C. Chanot-Bullier, the author of a subregional cookbook on Provençal cuisine, Vieii receto du cousino prouvençalo, divided the cuisine of Provence into four regions: The first she called the region of Marseillaises, Martegalle, and Aixoise (or Marsiheso, Martegalo, and Sestiano in the Provençal language). This is an area of fish stews and soups, bouillabaisse being the most famous. All kinds of shellfish are important too. One Provençal version of allioli called rouille

is a famous accompaniment to many fish dishes. The meat of this region is prepared in a variety of ways with daube being the most popular; the meat is slowly cooked in red wine and stock along with black olives. The nearby hills of Aix provide an abundance of rabbit and small birds which are favorites for the cooks. The vegetables dishes are often cooked as tian. The desserts have a certain Arab feeling to them, such as the baked maniclo, made of leavened dough, sugar, and orange flower water or the cacho-dènt, baked fingers of flour and sugar dough made with eggs, ground almond, and orange flower water.

Chanot-Bullier called the second of Provençal cuisines that of Arlesiennes and Camarguaises-Comtadines (Arlatenco-Camarguenco-Coumtadino). In this region, vegetables play a role above all.
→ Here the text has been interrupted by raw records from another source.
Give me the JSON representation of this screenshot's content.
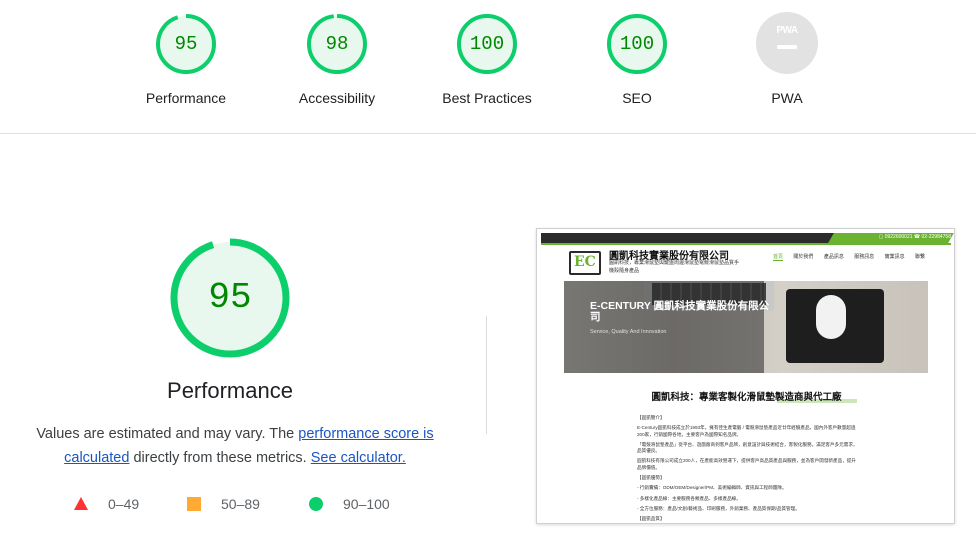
{
  "gauges": [
    {
      "score": "95",
      "label": "Performance",
      "color": "#0cce6b"
    },
    {
      "score": "98",
      "label": "Accessibility",
      "color": "#0cce6b"
    },
    {
      "score": "100",
      "label": "Best Practices",
      "color": "#0cce6b"
    },
    {
      "score": "100",
      "label": "SEO",
      "color": "#0cce6b"
    },
    {
      "score": "PWA",
      "label": "PWA",
      "color": "#e2e2e2"
    }
  ],
  "main": {
    "score": "95",
    "title": "Performance",
    "desc_prefix": "Values are estimated and may vary. The ",
    "desc_link": "performance score is calculated",
    "desc_middle": " directly from these metrics. ",
    "desc_link2": "See calculator."
  },
  "legend": [
    {
      "range": "0–49",
      "color": "#ff3333",
      "shape": "triangle"
    },
    {
      "range": "50–89",
      "color": "#ffaa33",
      "shape": "square"
    },
    {
      "range": "90–100",
      "color": "#0cce6b",
      "shape": "circle"
    }
  ],
  "thumbnail": {
    "phones": "▢ 0922600021   ☎ 02-22984758",
    "logo_text": "EC",
    "company": "圓凱科技實業股份有限公司",
    "company_sub": "圓凱科技，專業滑鼠墊與鍵盤周邊滑鼠墊電競滑鼠墊品質手機殼隨身產品",
    "nav": [
      "首頁",
      "關於我們",
      "產品訊息",
      "服務訊息",
      "實業訊息",
      "聯繫"
    ],
    "hero_title": "E-CENTURY 圓凱科技實業股份有限公司",
    "hero_sub": "Service, Quality And Innovation",
    "headline": "圓凱科技：專業客製化滑鼠墊製造商與代工廠",
    "body": [
      "【圓凱簡介】",
      "E-Century圓凱科技成立於1993年，擁有佳生產電腦 / 電競滑鼠墊產品近廿年經驗產品，國內外客戶數量超過200家，行銷國際各地，主要客戶為國際知名品牌。",
      "「電競滑鼠墊產品」從平台、遊戲廠商到客戶品牌，創意設計與技術結合，客製化服務，滿足客戶多元需求，品質優良。",
      "圓凱科技有限公司成立200人，在產能高效營運下，提供客戶高品質產品與服務，並為客戶開發新產品，提升品牌價值。",
      "【圓凱優勢】",
      "- 行銷實績：ODM/OEM/Designer/PM、美術編輯師、資訊與工程師團隊。",
      "- 多樣化產品線：主要服務各類產品、多樣產品線。",
      "- 全方位服務：產品/文創/藝術品、印刷服務，外銷業務、產品質保期/品質管理。",
      "【圓凱品質】"
    ]
  }
}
In the Comtat-Venaissin, a typically excellent plate is le tian, made in many different ways although tian d’epinards is quite famous. (A tian is a vegetable dish cooked in an earthenware pan called by the same name.) After spinach and Swiss chard, the most common vegetables are eggplant, cardoon, and zucchini, although artichokes are popular too.

The third cuisine was of Toulonnaise and Varoise (Toulounenco-Varesco). This is the cuisine of the Côte d’Azur, the kingdom of coquillages, shellfish, eaten raw or cooked in fancy sauces. She includes tapenade, the famous paste of black olives, anchovies, tuna and capers, as being a part of this cuisine.

Fourth is the cuisine of Nice (Niçarda), where it is typical to see the use of pasta. Nice has been part of France only since 1860 and has historically been more closely associated with Italy than with France. For five hundred years, Nice--except for a brief period during the Napoleonic era--belonged to the House of Savoy whose dominions included Savoy, Sardinia, and the Piedmont. Nice’s culinary traditions are closely tied with that of the Italians, especially the Genoese, and for that reasons pasta has played a role in the cuisine of Nice since the thirteenth century. Ratatouille is very famous here.

(Photo: Olives in Provence, Bellenature.fr)

Provençal cooks are very particular about how a dish is prepared. They are fussy about ingredients, especially the olive, the king of Provençal cuisine, and about methods of cooking that can appear baroque to the outsider. The origin of the culinary baroque, a voluptuous, almost Rubenesque cooking style, seems to be rooted in the age of Louis XIV. The baroque philosophical sensibility of the Provençal cook is captured in a well-known story concerning an imaginary dish called olives Provençal. A green olive is stuffed into a thrush. The thrush is stuffed into a chicken which is stuffed into a goat that in turn is stuffed into a pig which is stuffed into a pony which is stuffed into a cow. The stuffed cow is roasted on a spit for a long time, nearly a day. When it is done, you discard the cow, pony, pig, goat, chicken, and thrush, remove the olive, and eat it. This is not a story about prolificacy; it is a story about the proper way to eat an olive.

Much of the writing about Provençal food is very misleading when it comes to the historic roots of the cuisine. During the Middle Ages cabbage was virtually the major source of food for the Provençal masses. But in the contemporary cookbooks cabbage is hardly mentioned and we read instead about tomatoes, zucchini, and potatoes as if these New World foods have had a long history in Provence. It seems likely they became popular in the cuisine only recently, perhaps around the end of the nineteenth century.